** Task **
In this exercise, write out the data word for word and leave every image out.

** Given data **
***

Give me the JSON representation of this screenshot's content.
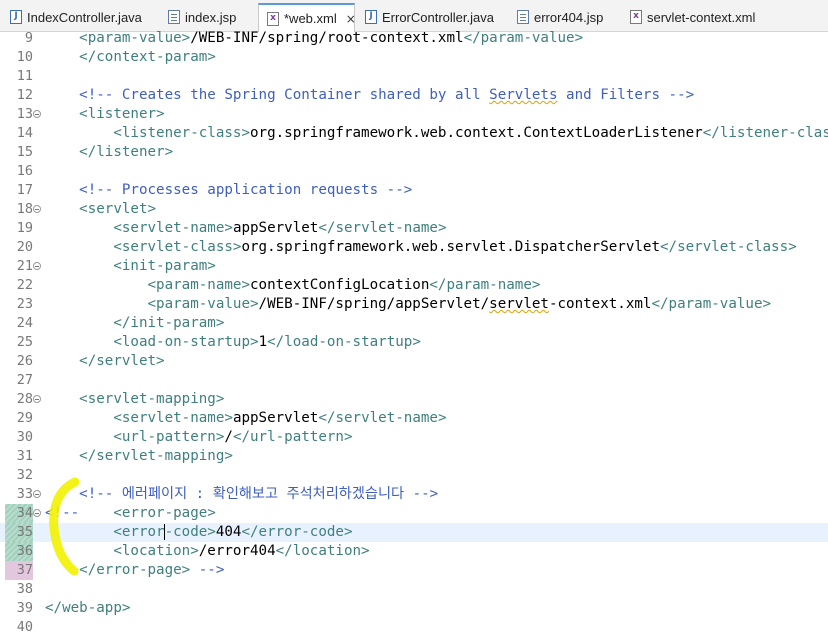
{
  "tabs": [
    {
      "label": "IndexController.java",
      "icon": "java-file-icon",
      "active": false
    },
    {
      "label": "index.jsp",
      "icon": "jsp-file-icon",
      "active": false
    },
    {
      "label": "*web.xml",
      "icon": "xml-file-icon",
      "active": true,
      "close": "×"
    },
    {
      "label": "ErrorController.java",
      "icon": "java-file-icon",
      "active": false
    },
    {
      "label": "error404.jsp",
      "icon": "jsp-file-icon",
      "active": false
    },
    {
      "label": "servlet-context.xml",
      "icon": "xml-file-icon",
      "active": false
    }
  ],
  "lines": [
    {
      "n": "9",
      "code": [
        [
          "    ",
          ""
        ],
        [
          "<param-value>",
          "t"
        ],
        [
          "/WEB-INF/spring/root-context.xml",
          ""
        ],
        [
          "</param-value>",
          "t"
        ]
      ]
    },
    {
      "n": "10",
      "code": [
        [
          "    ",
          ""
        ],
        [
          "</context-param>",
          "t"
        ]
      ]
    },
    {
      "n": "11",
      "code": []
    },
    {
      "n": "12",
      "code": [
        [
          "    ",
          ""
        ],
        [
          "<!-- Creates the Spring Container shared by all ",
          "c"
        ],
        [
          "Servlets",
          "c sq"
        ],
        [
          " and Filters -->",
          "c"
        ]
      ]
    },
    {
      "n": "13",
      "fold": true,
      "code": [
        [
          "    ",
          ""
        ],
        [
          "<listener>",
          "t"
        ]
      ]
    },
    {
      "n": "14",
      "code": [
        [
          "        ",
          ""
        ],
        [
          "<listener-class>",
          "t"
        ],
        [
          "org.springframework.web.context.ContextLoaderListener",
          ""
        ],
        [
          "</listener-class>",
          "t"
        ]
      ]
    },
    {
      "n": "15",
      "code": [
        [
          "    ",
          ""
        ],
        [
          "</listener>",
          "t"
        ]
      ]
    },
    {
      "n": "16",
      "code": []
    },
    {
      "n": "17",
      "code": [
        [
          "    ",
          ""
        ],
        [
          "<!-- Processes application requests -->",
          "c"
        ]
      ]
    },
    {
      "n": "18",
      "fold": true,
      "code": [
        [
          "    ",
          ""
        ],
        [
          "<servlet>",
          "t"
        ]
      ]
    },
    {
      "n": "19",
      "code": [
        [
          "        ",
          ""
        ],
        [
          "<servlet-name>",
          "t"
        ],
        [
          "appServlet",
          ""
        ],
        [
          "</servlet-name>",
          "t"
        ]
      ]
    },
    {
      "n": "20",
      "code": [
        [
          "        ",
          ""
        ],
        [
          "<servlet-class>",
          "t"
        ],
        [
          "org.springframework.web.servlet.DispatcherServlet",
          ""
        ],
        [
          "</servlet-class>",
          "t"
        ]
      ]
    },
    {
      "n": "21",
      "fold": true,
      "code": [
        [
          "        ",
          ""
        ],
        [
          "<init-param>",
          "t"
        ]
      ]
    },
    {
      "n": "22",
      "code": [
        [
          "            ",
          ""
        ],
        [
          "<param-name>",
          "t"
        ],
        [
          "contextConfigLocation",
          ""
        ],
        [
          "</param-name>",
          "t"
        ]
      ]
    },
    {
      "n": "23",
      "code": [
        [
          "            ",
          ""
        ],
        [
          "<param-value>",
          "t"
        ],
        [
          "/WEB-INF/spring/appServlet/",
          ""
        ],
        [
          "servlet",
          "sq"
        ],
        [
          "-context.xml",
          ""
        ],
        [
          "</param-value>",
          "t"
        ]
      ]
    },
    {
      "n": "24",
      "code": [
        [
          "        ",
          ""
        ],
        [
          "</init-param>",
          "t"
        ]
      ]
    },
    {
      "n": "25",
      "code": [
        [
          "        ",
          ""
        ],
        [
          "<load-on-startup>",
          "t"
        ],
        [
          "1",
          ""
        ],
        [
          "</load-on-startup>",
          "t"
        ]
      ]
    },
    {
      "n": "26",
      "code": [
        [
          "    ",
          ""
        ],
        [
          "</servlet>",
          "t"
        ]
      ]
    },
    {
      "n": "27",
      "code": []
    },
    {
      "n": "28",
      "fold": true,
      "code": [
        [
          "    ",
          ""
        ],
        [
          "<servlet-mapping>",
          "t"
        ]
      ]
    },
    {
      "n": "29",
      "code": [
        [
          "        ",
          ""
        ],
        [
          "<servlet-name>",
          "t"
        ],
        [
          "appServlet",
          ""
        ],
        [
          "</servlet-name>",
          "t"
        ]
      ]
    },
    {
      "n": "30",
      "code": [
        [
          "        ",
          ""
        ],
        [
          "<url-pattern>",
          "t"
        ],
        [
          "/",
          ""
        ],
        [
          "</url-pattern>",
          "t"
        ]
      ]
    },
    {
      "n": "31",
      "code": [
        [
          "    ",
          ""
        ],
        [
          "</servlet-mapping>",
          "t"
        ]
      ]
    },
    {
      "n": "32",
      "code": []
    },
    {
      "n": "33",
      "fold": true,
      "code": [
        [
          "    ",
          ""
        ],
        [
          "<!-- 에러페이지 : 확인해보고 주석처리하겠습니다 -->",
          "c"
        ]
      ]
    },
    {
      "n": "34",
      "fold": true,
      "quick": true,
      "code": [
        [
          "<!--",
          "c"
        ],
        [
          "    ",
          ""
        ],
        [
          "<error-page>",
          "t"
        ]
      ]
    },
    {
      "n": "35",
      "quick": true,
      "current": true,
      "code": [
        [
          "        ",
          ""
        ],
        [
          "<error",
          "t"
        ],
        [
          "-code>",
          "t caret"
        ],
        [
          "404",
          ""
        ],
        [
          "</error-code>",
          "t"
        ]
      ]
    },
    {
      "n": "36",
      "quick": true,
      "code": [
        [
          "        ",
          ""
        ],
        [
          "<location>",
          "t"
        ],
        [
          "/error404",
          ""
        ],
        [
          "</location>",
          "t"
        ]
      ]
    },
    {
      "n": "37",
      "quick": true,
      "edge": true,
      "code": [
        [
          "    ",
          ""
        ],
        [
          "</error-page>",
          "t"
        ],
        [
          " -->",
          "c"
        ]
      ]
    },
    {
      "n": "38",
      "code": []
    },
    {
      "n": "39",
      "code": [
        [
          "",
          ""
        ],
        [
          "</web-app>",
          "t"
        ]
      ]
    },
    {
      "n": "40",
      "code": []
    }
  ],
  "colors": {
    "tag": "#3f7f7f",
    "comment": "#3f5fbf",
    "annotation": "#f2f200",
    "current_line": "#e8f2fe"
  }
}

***

** Answer for the task **
Give me the JSON representation of this screenshot's content.
{
  "tabs": [
    {
      "label": "IndexController.java",
      "icon": "java-file-icon",
      "active": false
    },
    {
      "label": "index.jsp",
      "icon": "jsp-file-icon",
      "active": false
    },
    {
      "label": "*web.xml",
      "icon": "xml-file-icon",
      "active": true,
      "close": "×"
    },
    {
      "label": "ErrorController.java",
      "icon": "java-file-icon",
      "active": false
    },
    {
      "label": "error404.jsp",
      "icon": "jsp-file-icon",
      "active": false
    },
    {
      "label": "servlet-context.xml",
      "icon": "xml-file-icon",
      "active": false
    }
  ],
  "lines": [
    {
      "n": "9",
      "code": [
        [
          "    ",
          ""
        ],
        [
          "<param-value>",
          "t"
        ],
        [
          "/WEB-INF/spring/root-context.xml",
          ""
        ],
        [
          "</param-value>",
          "t"
        ]
      ]
    },
    {
      "n": "10",
      "code": [
        [
          "    ",
          ""
        ],
        [
          "</context-param>",
          "t"
        ]
      ]
    },
    {
      "n": "11",
      "code": []
    },
    {
      "n": "12",
      "code": [
        [
          "    ",
          ""
        ],
        [
          "<!-- Creates the Spring Container shared by all ",
          "c"
        ],
        [
          "Servlets",
          "c sq"
        ],
        [
          " and Filters -->",
          "c"
        ]
      ]
    },
    {
      "n": "13",
      "fold": true,
      "code": [
        [
          "    ",
          ""
        ],
        [
          "<listener>",
          "t"
        ]
      ]
    },
    {
      "n": "14",
      "code": [
        [
          "        ",
          ""
        ],
        [
          "<listener-class>",
          "t"
        ],
        [
          "org.springframework.web.context.ContextLoaderListener",
          ""
        ],
        [
          "</listener-class>",
          "t"
        ]
      ]
    },
    {
      "n": "15",
      "code": [
        [
          "    ",
          ""
        ],
        [
          "</listener>",
          "t"
        ]
      ]
    },
    {
      "n": "16",
      "code": []
    },
    {
      "n": "17",
      "code": [
        [
          "    ",
          ""
        ],
        [
          "<!-- Processes application requests -->",
          "c"
        ]
      ]
    },
    {
      "n": "18",
      "fold": true,
      "code": [
        [
          "    ",
          ""
        ],
        [
          "<servlet>",
          "t"
        ]
      ]
    },
    {
      "n": "19",
      "code": [
        [
          "        ",
          ""
        ],
        [
          "<servlet-name>",
          "t"
        ],
        [
          "appServlet",
          ""
        ],
        [
          "</servlet-name>",
          "t"
        ]
      ]
    },
    {
      "n": "20",
      "code": [
        [
          "        ",
          ""
        ],
        [
          "<servlet-class>",
          "t"
        ],
        [
          "org.springframework.web.servlet.DispatcherServlet",
          ""
        ],
        [
          "</servlet-class>",
          "t"
        ]
      ]
    },
    {
      "n": "21",
      "fold": true,
      "code": [
        [
          "        ",
          ""
        ],
        [
          "<init-param>",
          "t"
        ]
      ]
    },
    {
      "n": "22",
      "code": [
        [
          "            ",
          ""
        ],
        [
          "<param-name>",
          "t"
        ],
        [
          "contextConfigLocation",
          ""
        ],
        [
          "</param-name>",
          "t"
        ]
      ]
    },
    {
      "n": "23",
      "code": [
        [
          "            ",
          ""
        ],
        [
          "<param-value>",
          "t"
        ],
        [
          "/WEB-INF/spring/appServlet/",
          ""
        ],
        [
          "servlet",
          "sq"
        ],
        [
          "-context.xml",
          ""
        ],
        [
          "</param-value>",
          "t"
        ]
      ]
    },
    {
      "n": "24",
      "code": [
        [
          "        ",
          ""
        ],
        [
          "</init-param>",
          "t"
        ]
      ]
    },
    {
      "n": "25",
      "code": [
        [
          "        ",
          ""
        ],
        [
          "<load-on-startup>",
          "t"
        ],
        [
          "1",
          ""
        ],
        [
          "</load-on-startup>",
          "t"
        ]
      ]
    },
    {
      "n": "26",
      "code": [
        [
          "    ",
          ""
        ],
        [
          "</servlet>",
          "t"
        ]
      ]
    },
    {
      "n": "27",
      "code": []
    },
    {
      "n": "28",
      "fold": true,
      "code": [
        [
          "    ",
          ""
        ],
        [
          "<servlet-mapping>",
          "t"
        ]
      ]
    },
    {
      "n": "29",
      "code": [
        [
          "        ",
          ""
        ],
        [
          "<servlet-name>",
          "t"
        ],
        [
          "appServlet",
          ""
        ],
        [
          "</servlet-name>",
          "t"
        ]
      ]
    },
    {
      "n": "30",
      "code": [
        [
          "        ",
          ""
        ],
        [
          "<url-pattern>",
          "t"
        ],
        [
          "/",
          ""
        ],
        [
          "</url-pattern>",
          "t"
        ]
      ]
    },
    {
      "n": "31",
      "code": [
        [
          "    ",
          ""
        ],
        [
          "</servlet-mapping>",
          "t"
        ]
      ]
    },
    {
      "n": "32",
      "code": []
    },
    {
      "n": "33",
      "fold": true,
      "code": [
        [
          "    ",
          ""
        ],
        [
          "<!-- 에러페이지 : 확인해보고 주석처리하겠습니다 -->",
          "c"
        ]
      ]
    },
    {
      "n": "34",
      "fold": true,
      "quick": true,
      "code": [
        [
          "<!--",
          "c"
        ],
        [
          "    ",
          ""
        ],
        [
          "<error-page>",
          "t"
        ]
      ]
    },
    {
      "n": "35",
      "quick": true,
      "current": true,
      "code": [
        [
          "        ",
          ""
        ],
        [
          "<error",
          "t"
        ],
        [
          "-code>",
          "t caret"
        ],
        [
          "404",
          ""
        ],
        [
          "</error-code>",
          "t"
        ]
      ]
    },
    {
      "n": "36",
      "quick": true,
      "code": [
        [
          "        ",
          ""
        ],
        [
          "<location>",
          "t"
        ],
        [
          "/error404",
          ""
        ],
        [
          "</location>",
          "t"
        ]
      ]
    },
    {
      "n": "37",
      "quick": true,
      "edge": true,
      "code": [
        [
          "    ",
          ""
        ],
        [
          "</error-page>",
          "t"
        ],
        [
          " -->",
          "c"
        ]
      ]
    },
    {
      "n": "38",
      "code": []
    },
    {
      "n": "39",
      "code": [
        [
          "",
          ""
        ],
        [
          "</web-app>",
          "t"
        ]
      ]
    },
    {
      "n": "40",
      "code": []
    }
  ],
  "colors": {
    "tag": "#3f7f7f",
    "comment": "#3f5fbf",
    "annotation": "#f2f200",
    "current_line": "#e8f2fe"
  }
}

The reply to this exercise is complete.